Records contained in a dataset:
*** Begin section ***

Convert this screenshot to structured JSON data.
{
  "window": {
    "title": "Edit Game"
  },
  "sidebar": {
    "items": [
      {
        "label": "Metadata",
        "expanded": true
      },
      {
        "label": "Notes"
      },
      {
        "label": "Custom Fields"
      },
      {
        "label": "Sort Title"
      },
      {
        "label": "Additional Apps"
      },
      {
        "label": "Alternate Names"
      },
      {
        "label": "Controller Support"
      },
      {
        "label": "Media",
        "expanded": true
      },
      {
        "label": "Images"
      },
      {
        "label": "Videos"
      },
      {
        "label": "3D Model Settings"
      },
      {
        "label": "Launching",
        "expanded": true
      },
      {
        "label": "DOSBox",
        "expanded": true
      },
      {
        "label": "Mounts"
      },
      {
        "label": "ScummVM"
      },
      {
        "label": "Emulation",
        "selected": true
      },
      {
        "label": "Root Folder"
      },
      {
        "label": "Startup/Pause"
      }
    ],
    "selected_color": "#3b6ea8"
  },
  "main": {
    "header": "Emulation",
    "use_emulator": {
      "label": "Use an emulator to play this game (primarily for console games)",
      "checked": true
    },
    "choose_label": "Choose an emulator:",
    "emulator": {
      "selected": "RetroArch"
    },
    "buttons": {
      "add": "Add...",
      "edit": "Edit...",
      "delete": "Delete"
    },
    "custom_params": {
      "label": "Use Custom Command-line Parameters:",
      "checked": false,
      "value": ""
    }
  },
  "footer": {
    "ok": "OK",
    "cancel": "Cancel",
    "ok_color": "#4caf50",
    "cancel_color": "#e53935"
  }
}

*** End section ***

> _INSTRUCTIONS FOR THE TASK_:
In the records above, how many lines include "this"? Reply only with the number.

> _ANSWER SPACE_:
2